Every entry that follows should be written out again exactly.

━━ DATA EXTRACT ━━

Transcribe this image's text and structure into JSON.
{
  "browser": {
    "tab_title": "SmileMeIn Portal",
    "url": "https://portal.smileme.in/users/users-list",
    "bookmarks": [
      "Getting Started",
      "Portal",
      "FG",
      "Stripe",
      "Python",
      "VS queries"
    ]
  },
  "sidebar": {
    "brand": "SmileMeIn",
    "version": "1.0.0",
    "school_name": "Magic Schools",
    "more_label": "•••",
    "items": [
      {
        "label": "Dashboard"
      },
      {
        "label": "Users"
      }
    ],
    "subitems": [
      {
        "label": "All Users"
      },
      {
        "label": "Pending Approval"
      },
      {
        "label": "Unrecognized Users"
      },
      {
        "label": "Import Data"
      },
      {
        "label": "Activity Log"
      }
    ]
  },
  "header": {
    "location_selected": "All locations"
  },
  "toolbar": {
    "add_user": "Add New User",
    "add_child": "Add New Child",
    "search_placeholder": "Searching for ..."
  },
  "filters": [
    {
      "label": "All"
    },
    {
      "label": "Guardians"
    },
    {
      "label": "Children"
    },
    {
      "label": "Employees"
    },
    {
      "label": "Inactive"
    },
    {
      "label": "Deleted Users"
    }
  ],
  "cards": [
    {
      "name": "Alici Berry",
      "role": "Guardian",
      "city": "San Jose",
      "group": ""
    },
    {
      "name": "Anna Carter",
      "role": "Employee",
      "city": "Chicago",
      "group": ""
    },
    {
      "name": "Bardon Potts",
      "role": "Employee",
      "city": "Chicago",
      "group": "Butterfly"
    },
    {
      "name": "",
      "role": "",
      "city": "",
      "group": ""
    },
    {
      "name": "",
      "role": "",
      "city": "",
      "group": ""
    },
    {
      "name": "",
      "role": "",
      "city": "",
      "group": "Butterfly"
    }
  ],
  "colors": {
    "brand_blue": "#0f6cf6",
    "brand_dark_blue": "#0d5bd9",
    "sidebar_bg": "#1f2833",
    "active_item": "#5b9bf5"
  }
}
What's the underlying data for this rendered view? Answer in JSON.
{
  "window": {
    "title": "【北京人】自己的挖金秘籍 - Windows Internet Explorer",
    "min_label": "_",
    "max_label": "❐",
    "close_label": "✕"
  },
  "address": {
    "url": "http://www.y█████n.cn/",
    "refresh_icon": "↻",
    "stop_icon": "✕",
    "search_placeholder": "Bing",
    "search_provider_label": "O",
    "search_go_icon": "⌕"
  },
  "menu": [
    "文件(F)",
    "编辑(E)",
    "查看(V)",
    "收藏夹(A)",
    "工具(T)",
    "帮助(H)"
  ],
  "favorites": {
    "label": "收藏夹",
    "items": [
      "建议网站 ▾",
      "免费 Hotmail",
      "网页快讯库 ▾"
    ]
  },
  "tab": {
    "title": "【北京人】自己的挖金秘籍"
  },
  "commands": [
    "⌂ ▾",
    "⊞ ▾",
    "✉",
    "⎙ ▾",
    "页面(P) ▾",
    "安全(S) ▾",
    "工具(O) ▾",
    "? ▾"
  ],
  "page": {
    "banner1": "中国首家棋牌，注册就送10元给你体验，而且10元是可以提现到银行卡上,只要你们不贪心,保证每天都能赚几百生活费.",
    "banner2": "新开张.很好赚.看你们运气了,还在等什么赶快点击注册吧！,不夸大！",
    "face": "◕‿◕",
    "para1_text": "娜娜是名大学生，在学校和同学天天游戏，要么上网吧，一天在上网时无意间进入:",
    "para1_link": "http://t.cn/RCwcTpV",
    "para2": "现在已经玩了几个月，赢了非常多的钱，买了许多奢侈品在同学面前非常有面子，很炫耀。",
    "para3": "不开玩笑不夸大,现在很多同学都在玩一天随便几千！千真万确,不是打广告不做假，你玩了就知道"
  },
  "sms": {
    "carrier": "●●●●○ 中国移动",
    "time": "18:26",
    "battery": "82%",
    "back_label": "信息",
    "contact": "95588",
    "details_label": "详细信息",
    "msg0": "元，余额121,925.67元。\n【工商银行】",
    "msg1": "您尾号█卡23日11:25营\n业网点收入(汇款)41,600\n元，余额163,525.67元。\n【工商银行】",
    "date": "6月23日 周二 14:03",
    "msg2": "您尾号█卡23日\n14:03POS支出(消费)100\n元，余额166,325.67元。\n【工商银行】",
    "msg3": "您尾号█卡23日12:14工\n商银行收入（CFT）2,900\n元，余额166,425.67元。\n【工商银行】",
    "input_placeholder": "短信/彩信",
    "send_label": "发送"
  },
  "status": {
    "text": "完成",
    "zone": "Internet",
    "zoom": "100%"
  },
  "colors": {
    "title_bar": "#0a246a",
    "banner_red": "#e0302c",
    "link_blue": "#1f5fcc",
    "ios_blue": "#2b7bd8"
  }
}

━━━

TASK ANSWER:
Transcribe this image's text and structure into JSON.
{
  "browser": {
    "tab_title": "SmileMeIn Portal",
    "url": "https://portal.smileme.in/users/users-list",
    "bookmarks": [
      "Getting Started",
      "Portal",
      "FG",
      "Stripe",
      "Python",
      "VS queries"
    ]
  },
  "sidebar": {
    "brand": "SmileMeIn",
    "version": "1.0.0",
    "school_name": "Magic Schools",
    "more_label": "•••",
    "items": [
      {
        "label": "Dashboard"
      },
      {
        "label": "Users"
      }
    ],
    "subitems": [
      {
        "label": "All Users"
      },
      {
        "label": "Pending Approval"
      },
      {
        "label": "Unrecognized Users"
      },
      {
        "label": "Import Data"
      },
      {
        "label": "Activity Log"
      }
    ]
  },
  "header": {
    "location_selected": "All locations"
  },
  "toolbar": {
    "add_user": "Add New User",
    "add_child": "Add New Child",
    "search_placeholder": "Searching for ..."
  },
  "filters": [
    {
      "label": "All"
    },
    {
      "label": "Guardians"
    },
    {
      "label": "Children"
    },
    {
      "label": "Employees"
    },
    {
      "label": "Inactive"
    },
    {
      "label": "Deleted Users"
    }
  ],
  "cards": [
    {
      "name": "Alici Berry",
      "role": "Guardian",
      "city": "San Jose",
      "group": ""
    },
    {
      "name": "Anna Carter",
      "role": "Employee",
      "city": "Chicago",
      "group": ""
    },
    {
      "name": "Bardon Potts",
      "role": "Employee",
      "city": "Chicago",
      "group": "Butterfly"
    },
    {
      "name": "",
      "role": "",
      "city": "",
      "group": ""
    },
    {
      "name": "",
      "role": "",
      "city": "",
      "group": ""
    },
    {
      "name": "",
      "role": "",
      "city": "",
      "group": "Butterfly"
    }
  ],
  "colors": {
    "brand_blue": "#0f6cf6",
    "brand_dark_blue": "#0d5bd9",
    "sidebar_bg": "#1f2833",
    "active_item": "#5b9bf5"
  }
}
What's the underlying data for this rendered view? Answer in JSON.
{
  "window": {
    "title": "【北京人】自己的挖金秘籍 - Windows Internet Explorer",
    "min_label": "_",
    "max_label": "❐",
    "close_label": "✕"
  },
  "address": {
    "url": "http://www.y█████n.cn/",
    "refresh_icon": "↻",
    "stop_icon": "✕",
    "search_placeholder": "Bing",
    "search_provider_label": "O",
    "search_go_icon": "⌕"
  },
  "menu": [
    "文件(F)",
    "编辑(E)",
    "查看(V)",
    "收藏夹(A)",
    "工具(T)",
    "帮助(H)"
  ],
  "favorites": {
    "label": "收藏夹",
    "items": [
      "建议网站 ▾",
      "免费 Hotmail",
      "网页快讯库 ▾"
    ]
  },
  "tab": {
    "title": "【北京人】自己的挖金秘籍"
  },
  "commands": [
    "⌂ ▾",
    "⊞ ▾",
    "✉",
    "⎙ ▾",
    "页面(P) ▾",
    "安全(S) ▾",
    "工具(O) ▾",
    "? ▾"
  ],
  "page": {
    "banner1": "中国首家棋牌，注册就送10元给你体验，而且10元是可以提现到银行卡上,只要你们不贪心,保证每天都能赚几百生活费.",
    "banner2": "新开张.很好赚.看你们运气了,还在等什么赶快点击注册吧！,不夸大！",
    "face": "◕‿◕",
    "para1_text": "娜娜是名大学生，在学校和同学天天游戏，要么上网吧，一天在上网时无意间进入:",
    "para1_link": "http://t.cn/RCwcTpV",
    "para2": "现在已经玩了几个月，赢了非常多的钱，买了许多奢侈品在同学面前非常有面子，很炫耀。",
    "para3": "不开玩笑不夸大,现在很多同学都在玩一天随便几千！千真万确,不是打广告不做假，你玩了就知道"
  },
  "sms": {
    "carrier": "●●●●○ 中国移动",
    "time": "18:26",
    "battery": "82%",
    "back_label": "信息",
    "contact": "95588",
    "details_label": "详细信息",
    "msg0": "元，余额121,925.67元。\n【工商银行】",
    "msg1": "您尾号█卡23日11:25营\n业网点收入(汇款)41,600\n元，余额163,525.67元。\n【工商银行】",
    "date": "6月23日 周二 14:03",
    "msg2": "您尾号█卡23日\n14:03POS支出(消费)100\n元，余额166,325.67元。\n【工商银行】",
    "msg3": "您尾号█卡23日12:14工\n商银行收入（CFT）2,900\n元，余额166,425.67元。\n【工商银行】",
    "input_placeholder": "短信/彩信",
    "send_label": "发送"
  },
  "status": {
    "text": "完成",
    "zone": "Internet",
    "zoom": "100%"
  },
  "colors": {
    "title_bar": "#0a246a",
    "banner_red": "#e0302c",
    "link_blue": "#1f5fcc",
    "ios_blue": "#2b7bd8"
  }
}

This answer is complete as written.